January can be a tough month, and we haven't always got the funds to go on elaborate drawing trips or splurge on new art supplies to feel inspired. We can find inspiration and subjects in many places: from local scenery to resourceful websites. Here are my top 5 ways to get inspired for free.
It can be surprising how many beauty spots and inspiring landscapes are within walking distance from your home. Whether you live in the city or out in the country, you can capture exciting architecture, people doing daily activities, and landscapes at different times of the day: the list is endless! Maybe you have a park nearby, forested areas, a body of water, wildlife, or intriguing houses. Get some fresh air, sit on a bench and see if anything sparks creativity. If you can't think of locations, perhaps go for an aimless walk and see what you discover. Just make sure to have your phone on you or a map to stop you from getting lost!
I love going on drawing walks - they're healthy, fun, and can give you fascinating and surprising results. Even better, they're entirely free!
Many websites provide reference images and inspiration, but here are some of my favourites to get you started.
- Unsplash is a database of high-quality images that you can use for free for commercial and personal use.
- Film Grab is another free image database but solely for film stills. I love to use this website when illustrating narrative scenes and researching colour, composition, mood, and lighting. It's also a brilliant source for portraits, people, landscapes, and interiors.
- MapCrunch is helpful when you want to draw on location but haven't got the budget or means to travel. It's a street view randomiser that can take you to captivating and hidden places. People also share their favourite views, which can be inspiring to flick through.
- Vintage Travel Postcards is a blog that collates over 2,400 scanned vintage travel postcards. The images cover all subject matters and contain inspiring use of colour and composition. My favourites are the older location-based postcards that often feature vivid skies and beautiful architecture.
- Pinterest is one of my go-to places when searching for inspiring photographs covering any topic. Although please keep in mind that many images are copyright protected, so do your research before sharing or using them for commercial purposes.
Books are an essential source of inspiration for artists. From reference books; to artsy coffee table tomes, magazines, and enthralling novels, you can find inspiration almost anywhere. However, books can be expensive, which is why I love the library. Explore and take out as many books as you need without spending a penny!
When I'm feeling uninspired and haven't picked up a paintbrush in weeks, committing to and attending a drawing session can be the push I need to get back into the creative spirit. There are many free drawing sessions online that you can take part in, no matter where you are in the world. The great thing about drawing sessions is that the host often picks subjects you may be unfamiliar with or haven't thought of before. Not only does this get you out of your comfort zone, but it also pushes your skills and increases the chance of finding a new favourite subject. The time limits often imposed in these sessions also help fight perfectionism and encourage decisiveness.
We host online drawing sessions twice a month, both free and paid.

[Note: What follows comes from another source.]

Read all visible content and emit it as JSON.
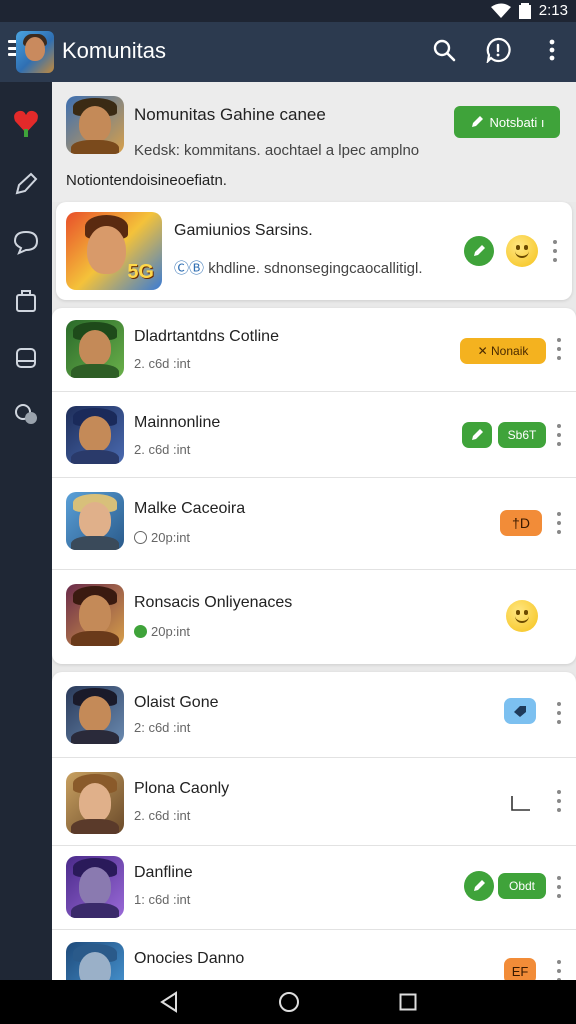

They're unguided and cover many topics: from botanicals and landscapes to animals and people. To attend the free sessions, all you need to do is sign up for our newsletter. From there, you'll receive a Zoom invite to your inbox at the start of every month - the perfect chance to start off on a creative note!
Another free drawing session I enjoy attending is The Good Ship Illustration art club, which goes live on their Instagram every Friday.
Museums are a powerhouse of inspiration. They are a place where you can view and study masterpieces from some of the most influential artists throughout time. My favourite things to draw at museums are sculptures, ceramics, studies from paintings, and even other museum-goers! Many museums are free to get in, and some even have virtual tours online, which is especially helpful when you want to visit one that's far away.
There are so many free ways to get inspired, and I hope this blog post has given you a good starting point, whether you're on a budget or not. Let me know in the comments if you found any of these tips helpful or if you have suggestions of your own.
Thanks for reading! I hope you have a wonderful day full of joy, inspiration, and colour.